**TASK TO CARRY OUT**: Copy every entry below verbatim, except for images.

·····

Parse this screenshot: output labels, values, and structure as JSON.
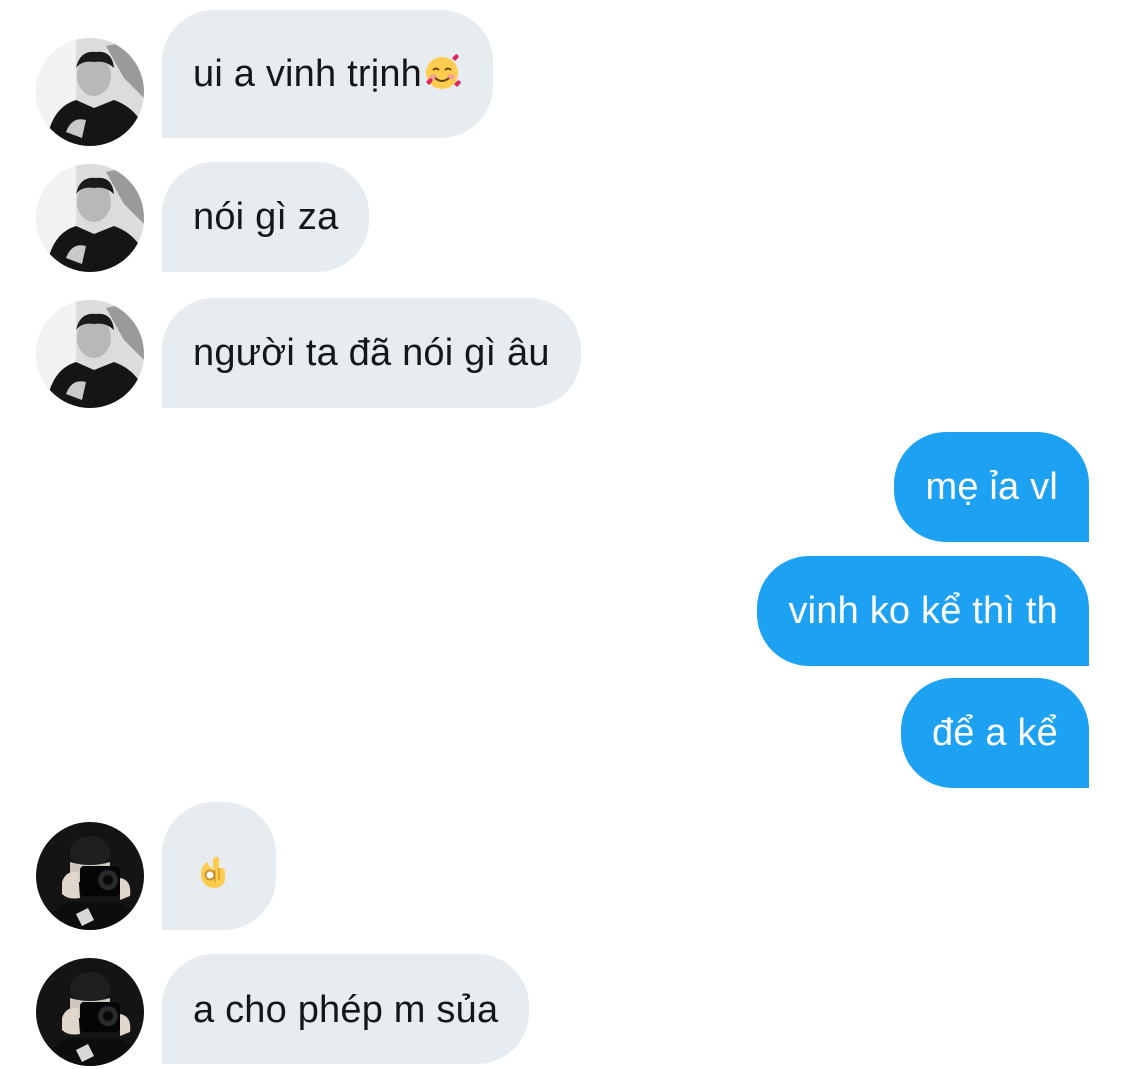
{
  "conversation": {
    "messages": [
      {
        "text": "ui a vinh trịnh",
        "emoji": "smiling-face-with-hearts-icon"
      },
      {
        "text": "nói gì za"
      },
      {
        "text": "người ta đã nói gì âu"
      },
      {
        "text": "mẹ ỉa vl"
      },
      {
        "text": "vinh ko kể thì th"
      },
      {
        "text": "để a kể"
      },
      {
        "text": "",
        "emoji": "ok-hand-icon"
      },
      {
        "text": "a cho phép m sủa"
      }
    ]
  },
  "colors": {
    "incoming_bubble": "#e6ecf0",
    "incoming_text": "#14171a",
    "outgoing_bubble": "#1da1f2",
    "outgoing_text": "#ffffff"
  }
}
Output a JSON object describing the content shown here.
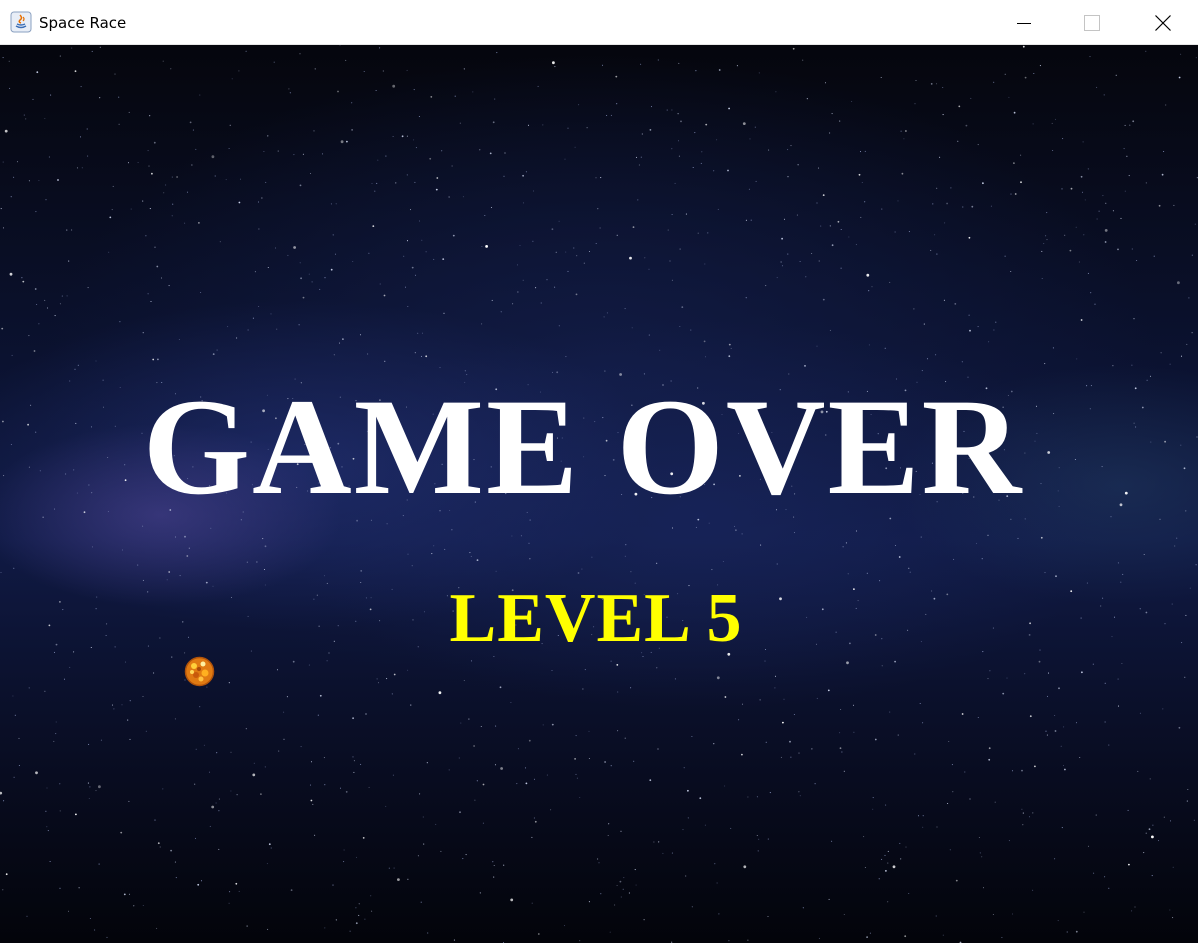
{
  "window": {
    "title": "Space Race",
    "app_icon": "java-icon",
    "controls": [
      "minimize-icon",
      "maximize-icon",
      "close-icon"
    ]
  },
  "game": {
    "headline": "GAME OVER",
    "level_text": "LEVEL 5",
    "headline_color": "#ffffff",
    "level_color": "#ffff00",
    "asteroid_icon": "asteroid-icon"
  }
}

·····

**SOLVED EXERCISE**:
Parse this screenshot: output labels, values, and structure as JSON.
{
  "conversation": {
    "messages": [
      {
        "text": "ui a vinh trịnh",
        "emoji": "smiling-face-with-hearts-icon"
      },
      {
        "text": "nói gì za"
      },
      {
        "text": "người ta đã nói gì âu"
      },
      {
        "text": "mẹ ỉa vl"
      },
      {
        "text": "vinh ko kể thì th"
      },
      {
        "text": "để a kể"
      },
      {
        "text": "",
        "emoji": "ok-hand-icon"
      },
      {
        "text": "a cho phép m sủa"
      }
    ]
  },
  "colors": {
    "incoming_bubble": "#e6ecf0",
    "incoming_text": "#14171a",
    "outgoing_bubble": "#1da1f2",
    "outgoing_text": "#ffffff"
  }
}
Output a JSON object describing the content shown here.
{
  "window": {
    "title": "Space Race",
    "app_icon": "java-icon",
    "controls": [
      "minimize-icon",
      "maximize-icon",
      "close-icon"
    ]
  },
  "game": {
    "headline": "GAME OVER",
    "level_text": "LEVEL 5",
    "headline_color": "#ffffff",
    "level_color": "#ffff00",
    "asteroid_icon": "asteroid-icon"
  }
}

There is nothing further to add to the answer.